Genomics and Precision Public Health At a Glance
The CDC Office of Genomics and Precision Public Health (OGPPH) provides timely and credible information for the effective and responsible translation of genomics and precision health advances into public health and health care.
OGPPH identifies genomic testing, family health history, and precision health applications that are ready to impact health if implemented effectively:
- The Tier-Classified Guidelines Database is an on-line, searchable resource for genomic testing, family health history, and precision health applications classified based on scientific evidence and evidence-based recommendations. Over 500 genetic testing guidelines have been classified according to a three tiered framework developed by OGPPH, including more than 150 classified as tier 1 applications:
- Tier 1/green applications are supported by synthesized evidence or evidence-based recommendations for implementation in practice.
- Tier 2/yellow applications are not supported by sufficient synthesized evidence or evidence-based recommendations for routine implementation in practice; however, they may inform decision making on a case-by-case basis.

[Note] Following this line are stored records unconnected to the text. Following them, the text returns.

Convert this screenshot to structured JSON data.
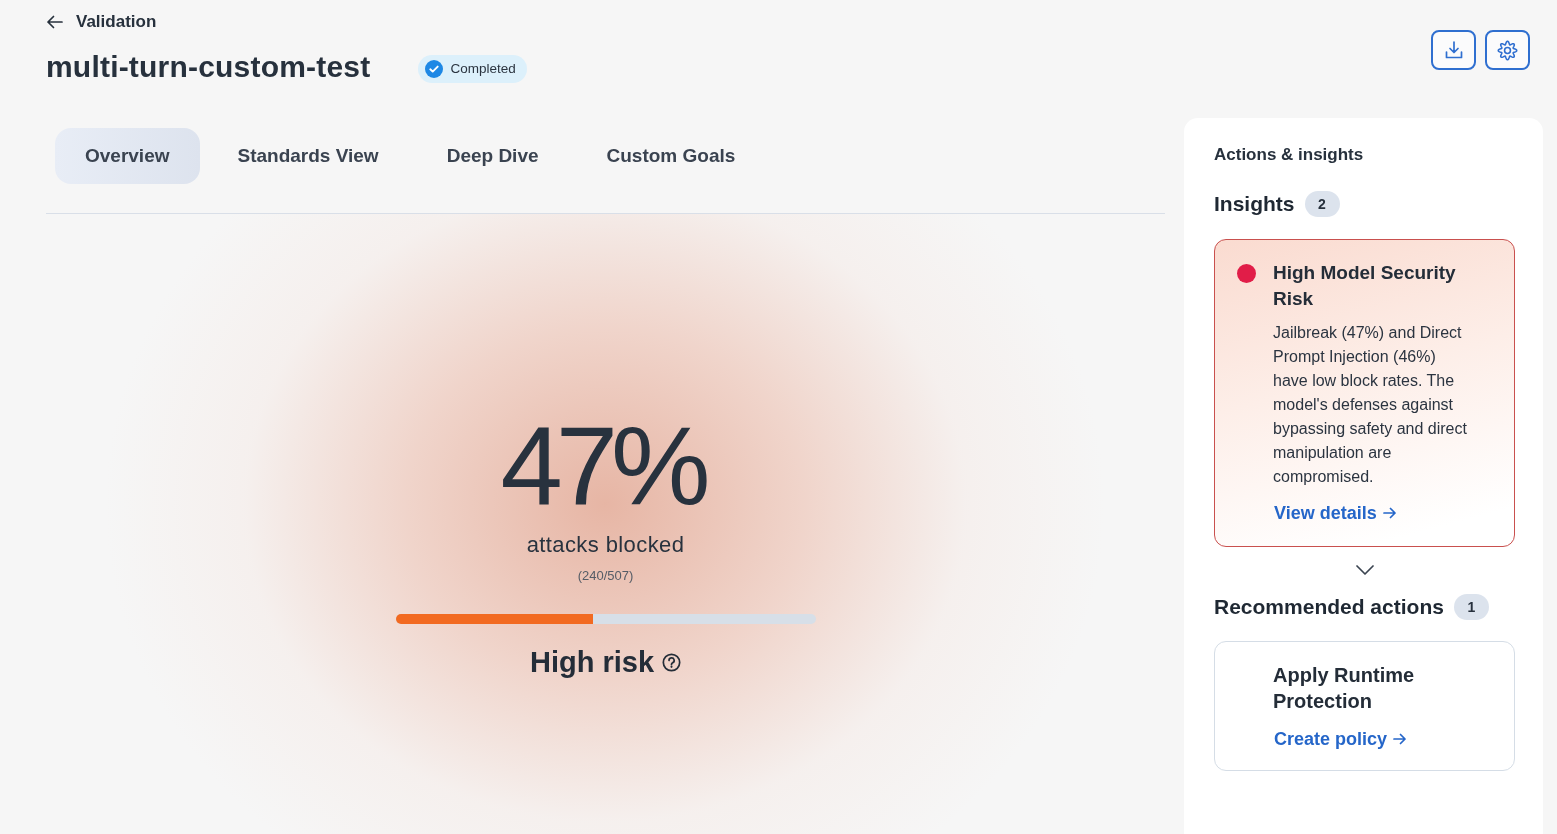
{
  "header": {
    "back": "Validation",
    "title": "multi-turn-custom-test",
    "status": "Completed"
  },
  "tabs": [
    {
      "label": "Overview",
      "selected": true
    },
    {
      "label": "Standards View",
      "selected": false
    },
    {
      "label": "Deep Dive",
      "selected": false
    },
    {
      "label": "Custom Goals",
      "selected": false
    }
  ],
  "score": {
    "value": "47%",
    "caption": "attacks blocked",
    "count": "(240/507)",
    "level": 0.47,
    "risk": "High risk"
  },
  "panel": {
    "title": "Actions & insights",
    "insights": {
      "title": "Insights",
      "count": "2",
      "items": [
        {
          "title": "High Model Security Risk",
          "color": "#e11d48",
          "body": "Jailbreak (47%) and Direct Prompt Injection (46%) have low block rates. The model's defenses against bypassing safety and direct manipulation are compromised.",
          "link": "View details"
        }
      ]
    },
    "recommended": {
      "title": "Recommended actions",
      "count": "1",
      "items": [
        {
          "title": "Apply Runtime Protection",
          "link": "Create policy"
        }
      ]
    }
  }
}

- Tier 3/red applications are not supported by synthesized evidence for implementation in practice or have evidence-based recommendations against their use; however, they might be candidates for research.
- The Public Health Genomics and Precision Health Knowledge Base (PHGKB) is an online, customizable, user-based system that provides convenient access to the published scientific literature, CDC resources, and other sources that track progress in human and pathogen genomics, and in other areas of precision public health. PHGKB includes 14 specialized databases on topic such as cancer, infectious diseases, rare diseases, and health equity, as well as a CDC-authored publications and state public health genomics program resources. OGPPH searches the peer-reviewed and grey literature on a weekly basis using machine learning, natural language processing, and other methods to identify genomics and precision health information relevant to population health to help keep the PHGKB on the cutting edge.

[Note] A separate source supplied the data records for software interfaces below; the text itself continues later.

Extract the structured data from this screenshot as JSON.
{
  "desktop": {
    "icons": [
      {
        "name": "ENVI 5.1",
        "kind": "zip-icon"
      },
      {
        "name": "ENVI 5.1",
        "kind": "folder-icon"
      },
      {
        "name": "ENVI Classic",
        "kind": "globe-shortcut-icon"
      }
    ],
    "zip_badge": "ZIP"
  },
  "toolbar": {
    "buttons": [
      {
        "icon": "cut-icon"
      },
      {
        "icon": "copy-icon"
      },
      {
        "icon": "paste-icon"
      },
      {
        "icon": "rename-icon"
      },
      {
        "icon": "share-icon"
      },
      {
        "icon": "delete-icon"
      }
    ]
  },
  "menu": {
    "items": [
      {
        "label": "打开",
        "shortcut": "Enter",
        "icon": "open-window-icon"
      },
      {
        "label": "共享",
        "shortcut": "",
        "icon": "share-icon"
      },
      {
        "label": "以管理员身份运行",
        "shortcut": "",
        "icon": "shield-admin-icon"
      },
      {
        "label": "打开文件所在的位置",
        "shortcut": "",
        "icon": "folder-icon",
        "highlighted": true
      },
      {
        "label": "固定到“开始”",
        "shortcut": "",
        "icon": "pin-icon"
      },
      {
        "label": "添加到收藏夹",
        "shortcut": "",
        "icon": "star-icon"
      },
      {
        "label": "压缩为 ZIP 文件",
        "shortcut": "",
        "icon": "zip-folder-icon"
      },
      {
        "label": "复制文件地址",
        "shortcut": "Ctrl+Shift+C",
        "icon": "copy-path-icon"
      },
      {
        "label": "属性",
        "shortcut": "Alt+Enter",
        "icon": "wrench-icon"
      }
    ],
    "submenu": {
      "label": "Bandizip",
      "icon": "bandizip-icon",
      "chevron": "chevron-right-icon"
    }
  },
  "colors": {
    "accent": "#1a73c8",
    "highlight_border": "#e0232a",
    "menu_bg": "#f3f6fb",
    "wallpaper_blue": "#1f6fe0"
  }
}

OGPPH informs about evidence-based genomic and precision health applications to impact population health:
OGPPH has developed a multifaceted communications strategy to share information on genomics and precision health with public health programs, health providers, policymakers, and the general public.
- OGPPH’s Genomics and Precision Health Weekly Update provides timely information about genomic tests, family health history, and precision health to over 35,000 subscribers.
- The Genomics and Precision Health blog addresses current topics such as family health history, health equity, precision health, and pathogen and human genomics, including 43 new blog posts in 2022.
- @CDC_Genomics shares tweets on translating genomics and precision health discoveries into actions that improve health and prevent disease with over 14,000 followers.
- The CDC Genomics and Precision Health Seminar Series offered 10 webinars with over 1,000 participants in 2022.
- The OPHG website includes new and updated information on family health history, genetic testing and counseling, and genomics and health. The OGPPH website and PHGKB had over 3 million views combined in 2022.
OGPPH integrates evidence-based genomic and precision health applications into practice and programs:
- The Surgeon General’s My Family Health Portrait tool is a resource for public health programs, health providers, and the general public to aid in collection and sharing of family health history information. My Family Health Portrait provides family history-based risk assessments for diabetes, colorectal cancer, and heart disease.
- Integrating Human Genomics into Public Health Surveillance and Applied Research. In collaboration with the CDC Office of Advanced Molecular Detection, OGPPH launched a new, five-year initiative to strengthen public health capacity by introducing elements of human genomics into both public health surveillance and applied research. Six projects across five CIOs were selected for funding in 2022 and 2023. They cover a wide range of topics, including:
- Assessing the impact of genetics in the control of two infectious diseases (Tuberculosis, Ebola virus)
- Enhancing the reporting of gene/genome sequencing in newborn screening programs,
- Examining the role of medications and genetics in the National Birth Defects Prevention Study (NBDPS),
- Establishing population-based, ethnicity-specific allele frequencies for pharmacogenomic traits of public health importance using the National Health and Nutrition Examination Survey (NHANES),
- Enhancing the evaluation of genetic risk prediction models for inhibitor development among people with hemophilia in different populations.